September 24, 2018

Degrees

2014, BA English, Brigham Young University

2017, MFA Creative Writing, Colorado State University

Bio

Kylan Rice studies nineteenth and twentieth-century American poetry and poetics.


Publications:

Books:

Articles:

  • “‘Bird, Jewel, or Flower?’: On the Tokenization of Nineteenth-Century Women’s Poetry,” ELH (forthcoming)
  • “A ‘Correspondence of Eyes with Eyes’: Edwin Arlington Robinson, Empathy, and Literary Naturalism,” CR: The New Centennial Review, vol. 20, no. 3, December 2020, pp. 179 – 205.
  • “‘In Couples, In Small Companies’: On Robert Duncan and Sentimental Modernism.” Arizona Quarterly: A Journal of American Literature, Culture, & Theory, vol. 76, no. 2, Summer 2020, pp. 87-113.
  • “‘Some Other’s Text’: Dan Beachy-Quick, Moby-Dick, and the Poetics of Reading.” Leviathan: A Journal of Melville Studies, vol. 21, no. 2, June 2019, pp. 83-103.
  • “‘Light—enabling Light’: Emily Dickinson and the Apparatus of the Poet’s I.” Women’s Studies, vol. 47, no. 3, 2018, pp. 317-332.

Awards

  • Lyle V. Jones Dissertation Fellowship, awarded within the Royster Society of Fellows, 2022-23.
  • Early Stages Departmental Dissertation Fellowship, University of North Carolina at Chapel Hill, Summer 2021
  • Bain Award for outstanding academic performance in the second year of graduate study, University of North Carolina at Chapel Hill, 2019
  • Ruth Richardson Award for outstanding academic performance in the first year of graduate study, University of North Carolina at Chapel Hill, 2018

Curriculum Vitae / Resume

emilio Jesús Taiveaho Peláez

April 23, 2018

Degrees

  • 2017, BA Critical Studies in English Cultures, Literatures, and Film, University of Wisconsin – Eau Claire
  • 2017, BA Latin American Studies, University of Wisconsin – Eau Claire

Bio

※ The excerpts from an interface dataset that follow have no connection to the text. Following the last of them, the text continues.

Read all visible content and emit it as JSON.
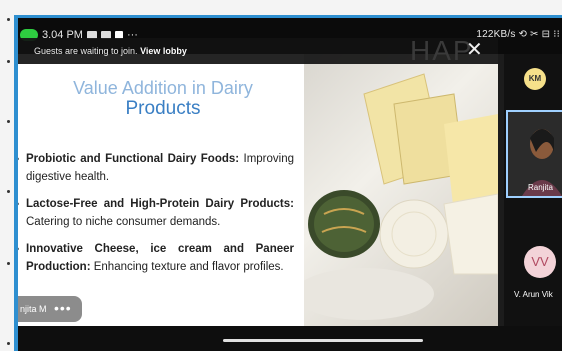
{
  "status_bar": {
    "time": "3.04 PM",
    "right_text": "122KB/s ⟲ ✂ ⊟ ⁝⁝"
  },
  "banner": {
    "message": "Guests are waiting to join.",
    "link_label": "View lobby",
    "logo_text": "HAP",
    "close_glyph": "✕"
  },
  "slide": {
    "title_line1": "Value Addition in Dairy",
    "title_line2": "Products",
    "bullets": [
      {
        "bold": "Probiotic and Functional Dairy Foods:",
        "text": " Improving digestive health."
      },
      {
        "bold": "Lactose-Free and High-Protein Dairy Products:",
        "text": " Catering to niche consumer demands."
      },
      {
        "bold": "Innovative Cheese, ice cream and Paneer Production:",
        "text": " Enhancing texture and flavor profiles."
      }
    ]
  },
  "presenter_pill": {
    "name": "njita M",
    "more_glyph": "•••"
  },
  "participants": {
    "top_avatar": "KM",
    "active_tile_label": "Ranjita",
    "second_avatar": "VV",
    "second_label": "V. Arun Vik"
  },
  "colors": {
    "accent_border": "#2e8fd0",
    "slide_title": "#3a7fc4",
    "status_green": "#2ecc40"
  }
}
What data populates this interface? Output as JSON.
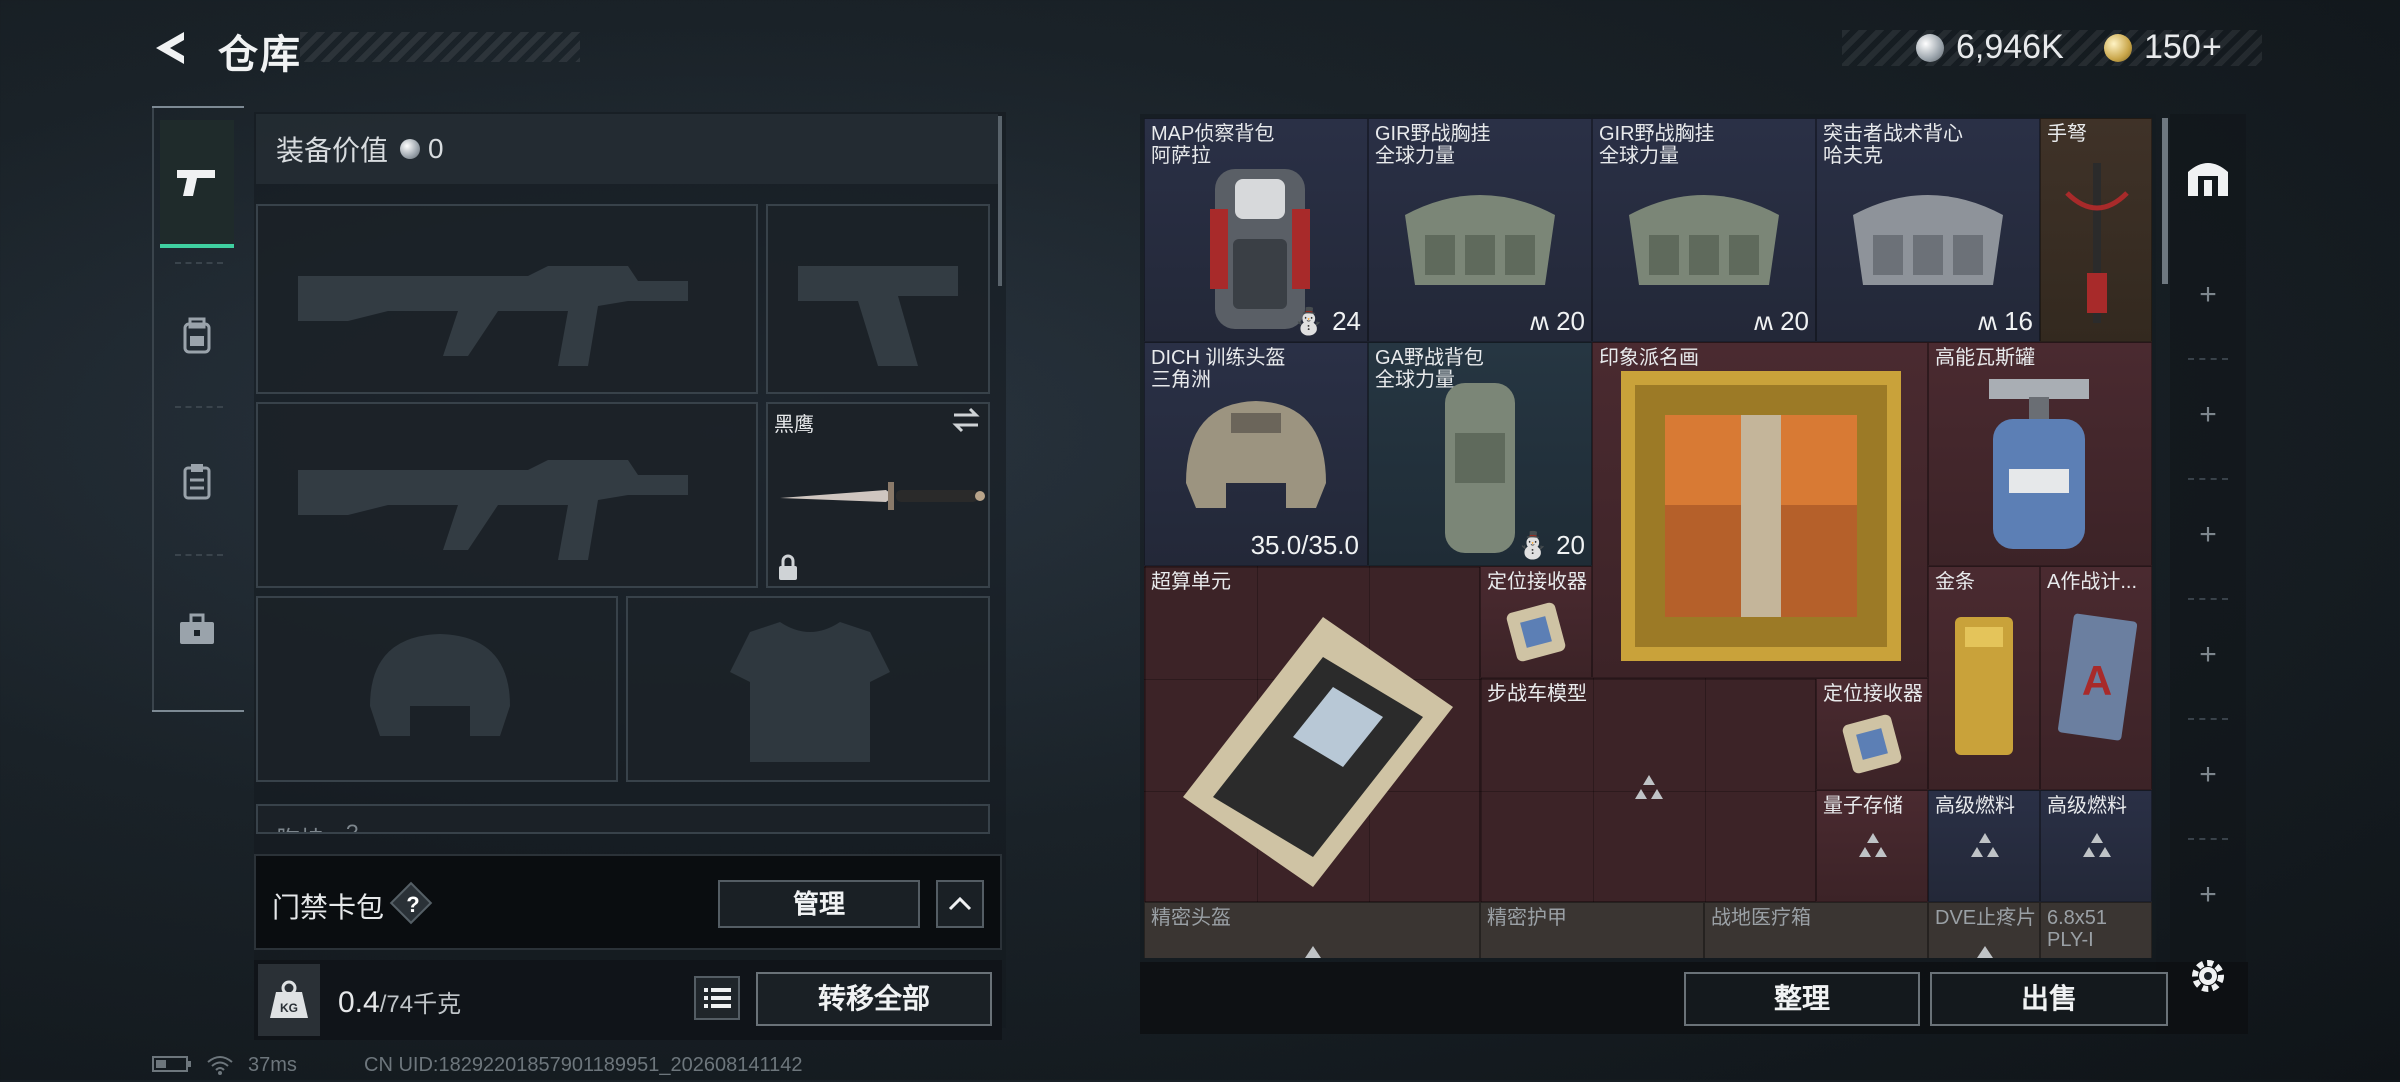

emilio Jesús Taiveaho Peláez is a first-generation migrant and a PhD. student—in that order—through the Department of English & Comparative Literature at the University of North Carolina, Chapel Hill. As both poet and scholar, their work engages the intersection of aesthetic experience and political discipline, blending critical, creative, and archival inquiry. Focusing on 20th-century hemispheric experimental poetry, their dissertation (tentatively titled Ojos de Hierba: Walt Whitman’s Children & the American Lyric) probes the shared literary and philosophical history of the Américas through the lens of Neobaroque aesthetics, tracing dissonant and dissident relations in the life and work of figures such as Federico García Lorca, Langston Hughes, Allen Ginsberg, Néstor Perlongher, and Cecilia Vicuña. emilio’s first book of poetry, landskips (words are a hard look), a latinX exploration of the sonics and optics of our contemporary American Landscapes, is forthcoming through The Concern Newsstand.


Publications:


Teaching Awards

  • Latina/o Studies Teaching Grant – 2020

Awards

  • 2017 – Present: Mellon Fellow